(Corrects name in paragraph 4 to Trung Nguyen instead of Trung
* Vietnam is top producer of robusta beans
* Vietnam exports 90 pct of beans raw; potential to earn
* Trung Nguyen aims for $1 bln sales by 2015
* Strong demand from China as Asia switches to coffee from
By Emma Thomasson
LUCERNE, Switzerland, Nov 8 Vietnam's "Coffee
King" sips tea as he appraises the crowded tables at a Swiss
branch of Starbucks.
Dang Le Nguyen Vu may not rate the coffee, preferring the
brand from Vietnam's top processor which he heads, earning him
the regal epithet.
But the U.S. chain is in his sights as a marketing model for
Vietnam, the world's second largest coffee grower, to multiply
income by putting its brew and not just its beans on the map.
"Our ambition is to become a global brand," the chairman of
privately owned Trung Nguyen told Reuters.
"They are great at implanting a story in consumers' minds but
if we look into the core elements of Starbucks, what they are
doing is terrible. They are not selling coffee, they are selling
coffee-flavoured water with sugar in it," he said.
Trung Nguyen also runs Vietnam's biggest chain of coffee
houses, and Vu has his pitch ready for the Western market.
"American consumers don't need another product. They need
another story," he said, adding that his company aimed to
improve the lives of people in Vietnam's coffee-growing highland
region, a link he sees lacking in larger rivals.
"They sing great songs about sustainable development but at
the end of the day, the return on investment is what they care
about. They don't grow coffee, do they? We do."
Trung Nguyen says all its beans come from smaller farms
certified for sustainable growing practices, with growers
receiving guaranteed prices. Vu was in Lucerne to tout what he
calls "r e sponsible creativity for harmony and sustainability".
GRASSHOPPER VERSUS ELEPHANT
Vietnam is the world's top exporter of cheaper robusta beans
- mainly used for making instant coffee - and the second biggest
exporter of coffee overall after Brazil, which is the world
leader in exporting pricier arabica beans.
However, like many nations that produce soft commodities
coffee, cocoa and sugar, Vietnam only earns a fraction of the
income ultimately generated by its crops once they are
processed, packaged and marketed abroad.
"Vietnam currently exports 90 percent of beans raw. These
beans carry no brands. That needs to be changed," said Vu.
He said Vietnam should be able to earn $20 billion from
coffee within the next 15 years, up from less than $3 billion
now, if it boosts agricultural productivity and does more to add

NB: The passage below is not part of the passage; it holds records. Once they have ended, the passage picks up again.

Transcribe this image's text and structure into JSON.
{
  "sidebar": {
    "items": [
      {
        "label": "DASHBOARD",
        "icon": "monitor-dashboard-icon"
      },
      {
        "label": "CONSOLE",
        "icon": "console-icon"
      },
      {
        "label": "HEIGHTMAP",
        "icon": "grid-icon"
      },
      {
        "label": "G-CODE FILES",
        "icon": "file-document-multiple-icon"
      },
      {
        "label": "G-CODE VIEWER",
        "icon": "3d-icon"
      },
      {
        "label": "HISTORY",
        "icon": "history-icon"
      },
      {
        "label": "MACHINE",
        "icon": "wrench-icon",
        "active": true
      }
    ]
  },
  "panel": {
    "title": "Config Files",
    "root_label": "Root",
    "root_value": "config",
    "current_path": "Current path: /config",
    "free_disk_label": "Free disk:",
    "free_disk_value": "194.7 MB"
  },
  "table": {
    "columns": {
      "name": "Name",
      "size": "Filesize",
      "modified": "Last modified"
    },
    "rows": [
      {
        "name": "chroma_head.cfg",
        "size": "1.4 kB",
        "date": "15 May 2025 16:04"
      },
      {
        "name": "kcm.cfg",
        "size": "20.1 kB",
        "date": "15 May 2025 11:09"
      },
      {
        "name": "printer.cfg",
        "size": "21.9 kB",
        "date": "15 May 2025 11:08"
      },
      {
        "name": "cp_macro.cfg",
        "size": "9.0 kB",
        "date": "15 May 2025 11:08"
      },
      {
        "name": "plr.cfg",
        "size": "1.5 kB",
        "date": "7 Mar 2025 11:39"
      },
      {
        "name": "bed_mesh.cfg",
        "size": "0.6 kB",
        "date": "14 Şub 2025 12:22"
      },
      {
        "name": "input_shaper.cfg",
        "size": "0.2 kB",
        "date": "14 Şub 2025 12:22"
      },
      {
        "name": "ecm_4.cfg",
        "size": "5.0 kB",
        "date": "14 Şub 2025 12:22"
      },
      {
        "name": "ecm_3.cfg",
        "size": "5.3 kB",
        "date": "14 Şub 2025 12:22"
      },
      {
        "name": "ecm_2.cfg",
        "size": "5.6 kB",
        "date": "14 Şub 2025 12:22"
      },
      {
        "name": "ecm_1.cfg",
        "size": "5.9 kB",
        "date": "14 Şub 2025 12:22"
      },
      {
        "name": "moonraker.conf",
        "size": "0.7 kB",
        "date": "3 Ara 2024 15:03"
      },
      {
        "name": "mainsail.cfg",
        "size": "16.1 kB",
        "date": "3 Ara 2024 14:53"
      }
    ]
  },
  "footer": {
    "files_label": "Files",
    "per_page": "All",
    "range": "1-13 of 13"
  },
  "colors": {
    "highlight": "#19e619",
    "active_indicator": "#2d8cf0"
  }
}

value to its coffee by roasting, blending and packaging beans.
Trung Nguyen hopes to quadruple revenues to $1 billion by
2015 from $250 million in 2011 as Vu seeks to take on big global
brands like Nestle's Nescafe and Starbucks.
"We are like a grasshopper fighting against a giant
elephant. In terms of technology, marketing, Nestle is way ahead
of us," Vu said.
"Our strategy is to be smarter and more focused," he said,
noting that his G7 brand is the country's top selling instant
coffee ahead of Nescafe and local rival Vinacafe.
"For the consumer, Vietnam was closed for a long, long time
so they would always prefer the foreign brand versus the local
brand so for G7 to win this race it took extra effort from us."
Trung Nguyen already exports to 60 countries, but plans a
big new push into the United States next year, hoping to
eventually reverse the split in its sales of 70 percent for the
domestic market and 30 percent for export.
Trung Nguyen also expects to benefit from the fast-growing
popularity of coffee in the traditional tea-drinking countries
of Asia. Vu hopes to lift Vietnamese coffee consumption from a
current 1 kilogram per head per year to the 5 kgs of Brazil.
"We are running our factories at up to 110 percent of
capacity and still we cannot provide enough to the Chinese
market," said Vu, who says he drinks 10 cups a day himself.
"If crude oil is the energy of the industrial economy then
coffee is the energy of the knowledge-based economy."
Nestle noted recently the huge potential of the Chinese
market with only three cups per person currently drunk per year
compared with 168 cups in Hong Kong and 99 in Taiwan.
(Editing by William Hardy)